To answer this, we have to consider the life of Socrates. Socrates said that he was prevented by God from entering politics. By implication, he would have more influence on Athens and eventually the world, by not getting involved in politics. We have to be careful that, by trying to imitate Socrates, we don’t try to imitate him in everything. Since we are alive now, we know that God has a purpose for us in this particular time. Just what that purpose is, is for each one of us to determine. Socrates was prevented from entering politics. Maybe our purpose is to hold political office.
How do we determine that purpose? A good place to start is by following Socrates’ example and seeking divine guidance.
“A man who really fights for justice must lead a private, not a public, life if he is to survive for even a short time.5
Finally, consider the following question:
Does modern philosophy need a Socrates? Please leave a comment below and don’t forget to subscribe. Thank you!
From Amazon: “It is philosophical. Its exercises expose students to many classical quotations, and additional chapters introduce philosophical issues in a Socratic manner and from a commonsense, realistic point of view. It prepares students for reading Great Books rather than Dick and Jane, and models Socrates as the beginner’s ideal teacher and philosopher.”
- Kraut, Richard. “Socrates”. Encyclopedia Britannica, 23 Dec. 2020, https://www.britannica.com/biography/Socrates. Accessed 24 May 2021.
- Gress, Ph.D., Carrie, “Lecture 3 Socrates,” from the course A Survey of the Philosophy of the Good, the True, and Beautiful, Master of Sacred Arts Program, Pontifex University, https://www.pontifex.university
- Plato, Five Dialogues, Euthyphro, Apology, Crito, Meno, Phaedo, second ed., Translated by G.M.A. Grube, Revised by John M. Cooper, pp. 33-34, Hackett Publishing Company, Inc., Indianapolis/Cambridge, 2002
- Gress, Ph.D., Carrie, “Lecture 3 Socrates”
- Plato, Five Dialogues, Euthyphro, Apology, Crito, Meno, Phaedo, second ed.,32a, p. 36
Bibliography and Sources:
Coppleston, S.J., Frederick, A History of Philosophy, Book One, An Image Book, Doubleday, New York, 1985
Grayling, A.C., The History of Philosophy, Penguin Press, New York, 2019
Hughes, Bettany, The Hemlock Cup: Socrates, Athens and the Search for the Good Life Paperback – Illustrated, Vintage Publishers, 2012, New York City
Kreeft, Peter, Socratic Logic: A Logic Text using Socratic Method, Platonic Questions, and Aristotelian Principles, St. Augustine Press; 3rd edition (September 15, 2010)
Plato, Five Dialogues, Euthyphro, Apology, Crito, Meno, Phaedo, second ed., Translated by G.M.A. Grube, Revised by John M. Cooper, Hackett Publishing Company, Inc., Indianapolis/Cambridge, 2002
Plato, The Last Days of Socrates, Revised Ed., Harold Tarrant (Editor, Translator, Introduction) and Hugh Tredennick (Translator), Penguin Classics, New York, 2003
Voegelin, Eric, Order and History, Vol. 2: The World of the Polis, classic reprint hardcover, Forgotten Books Publishers, London, 2018

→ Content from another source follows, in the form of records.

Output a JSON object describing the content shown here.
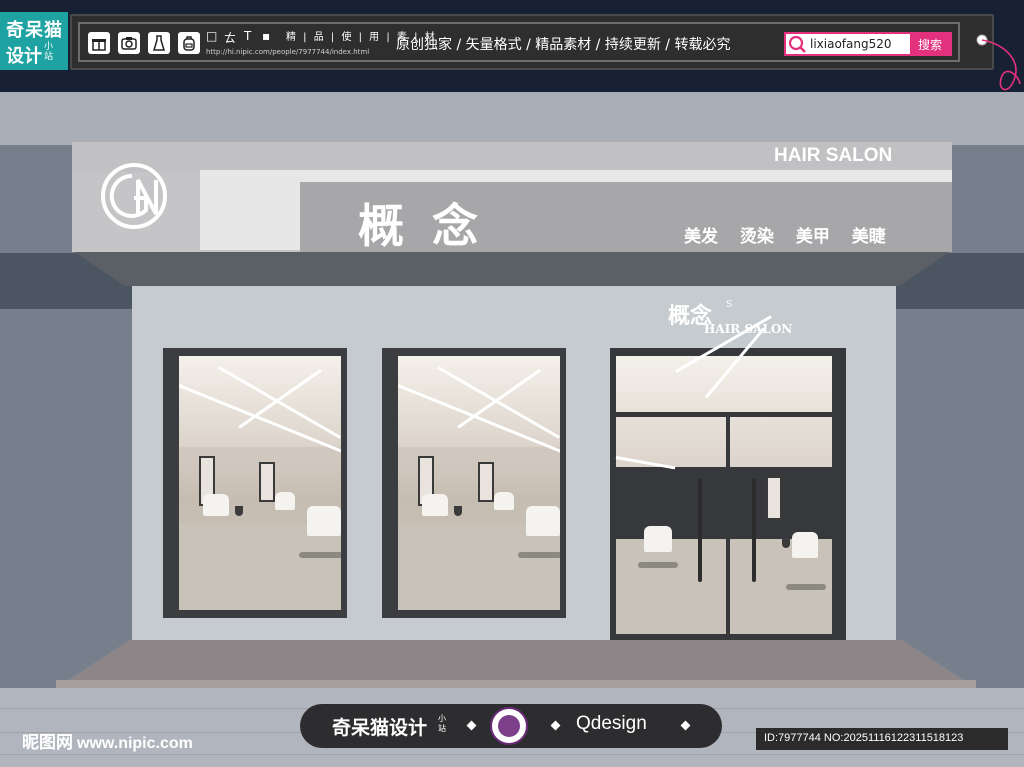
{
  "brand": {
    "line1": "奇呆猫",
    "line2": "设计",
    "line3": "小站"
  },
  "toolbar": {
    "icons": [
      "gift-icon",
      "camera-icon",
      "dress-icon",
      "backpack-icon"
    ],
    "tools": [
      "□",
      "ㄊ",
      "T",
      "▪"
    ],
    "tags": "精 | 品 | 使 | 用 | 素 | 材",
    "url": "http://hi.nipic.com/people/7977744/index.html",
    "slogan": "原创独家 / 矢量格式 / 精品素材 / 持续更新 / 转载必究"
  },
  "search": {
    "value": "lixiaofang520",
    "button_label": "搜索"
  },
  "sign": {
    "hair_salon": "HAIR SALON",
    "name": "概念",
    "services": [
      "美发",
      "烫染",
      "美甲",
      "美睫"
    ],
    "logo_letters": "GN"
  },
  "small_logo": {
    "cn": "概念",
    "sup": "S",
    "en": "HAIR SALON"
  },
  "watermark": {
    "text": "奇呆猫设计",
    "small": "小站",
    "seal_text": "奇呆猫设计",
    "qdesign": "Qdesign"
  },
  "footer": {
    "site_cn": "昵图网",
    "site_url": "www.nipic.com",
    "id_text": "ID:7977744 NO:20251116122311518123"
  },
  "colors": {
    "brand_teal": "#1fa3a2",
    "search_pink": "#e3317d"
  }
}
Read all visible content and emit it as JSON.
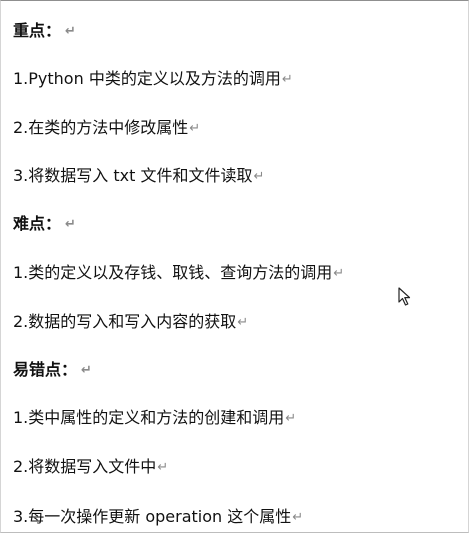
{
  "document": {
    "lines": [
      {
        "text": "重点：",
        "heading": true
      },
      {
        "text": "1.Python 中类的定义以及方法的调用",
        "heading": false
      },
      {
        "text": "2.在类的方法中修改属性",
        "heading": false
      },
      {
        "text": "3.将数据写入 txt 文件和文件读取",
        "heading": false
      },
      {
        "text": "难点：",
        "heading": true
      },
      {
        "text": "1.类的定义以及存钱、取钱、查询方法的调用",
        "heading": false
      },
      {
        "text": "2.数据的写入和写入内容的获取",
        "heading": false
      },
      {
        "text": "易错点：",
        "heading": true
      },
      {
        "text": "1.类中属性的定义和方法的创建和调用",
        "heading": false
      },
      {
        "text": "2.将数据写入文件中",
        "heading": false
      },
      {
        "text": "3.每一次操作更新 operation 这个属性",
        "heading": false
      }
    ],
    "paragraph_mark": "↵"
  },
  "cursor": {
    "icon": "mouse-pointer-icon"
  }
}
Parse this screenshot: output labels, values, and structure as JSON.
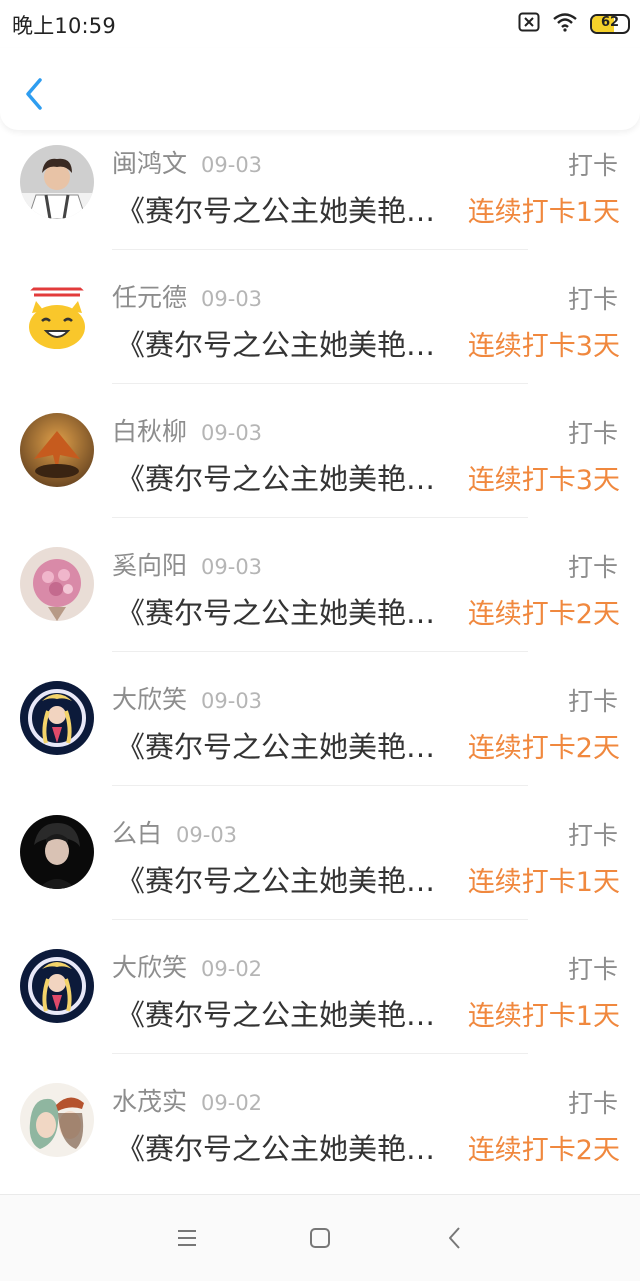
{
  "status_bar": {
    "time": "晚上10:59",
    "battery_level": "62",
    "battery_color": "#f5d12a",
    "icons": [
      "sim-off-icon",
      "wifi-icon",
      "battery-icon"
    ]
  },
  "header": {
    "back_icon": "chevron-left-icon",
    "accent_color": "#2e9df0"
  },
  "checkins": [
    {
      "name": "闽鸿文",
      "date": "09-03",
      "action": "打卡",
      "title": "《赛尔号之公主她美艳动人》",
      "streak": "连续打卡1天"
    },
    {
      "name": "任元德",
      "date": "09-03",
      "action": "打卡",
      "title": "《赛尔号之公主她美艳动人》",
      "streak": "连续打卡3天"
    },
    {
      "name": "白秋柳",
      "date": "09-03",
      "action": "打卡",
      "title": "《赛尔号之公主她美艳动人》",
      "streak": "连续打卡3天"
    },
    {
      "name": "奚向阳",
      "date": "09-03",
      "action": "打卡",
      "title": "《赛尔号之公主她美艳动人》",
      "streak": "连续打卡2天"
    },
    {
      "name": "大欣笑",
      "date": "09-03",
      "action": "打卡",
      "title": "《赛尔号之公主她美艳动人》",
      "streak": "连续打卡2天"
    },
    {
      "name": "么白",
      "date": "09-03",
      "action": "打卡",
      "title": "《赛尔号之公主她美艳动人》",
      "streak": "连续打卡1天"
    },
    {
      "name": "大欣笑",
      "date": "09-02",
      "action": "打卡",
      "title": "《赛尔号之公主她美艳动人》",
      "streak": "连续打卡1天"
    },
    {
      "name": "水茂实",
      "date": "09-02",
      "action": "打卡",
      "title": "《赛尔号之公主她美艳动人》",
      "streak": "连续打卡2天"
    }
  ],
  "colors": {
    "streak": "#f0883e",
    "name": "#8d8d8d",
    "title": "#333333"
  },
  "nav_bar": {
    "icons": [
      "menu-icon",
      "home-square-icon",
      "back-triangle-icon"
    ]
  }
}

Wilson, Emily, The Death of Socrates, Harvard University Press, Cambridge, MA, 2007
Xenophon, Conversations of Socrates, Waterfield, Robin H, Editor and Translator; Tedennick, Hugh, Translator, Penguin Classics, Ney York, Revised ed., 1990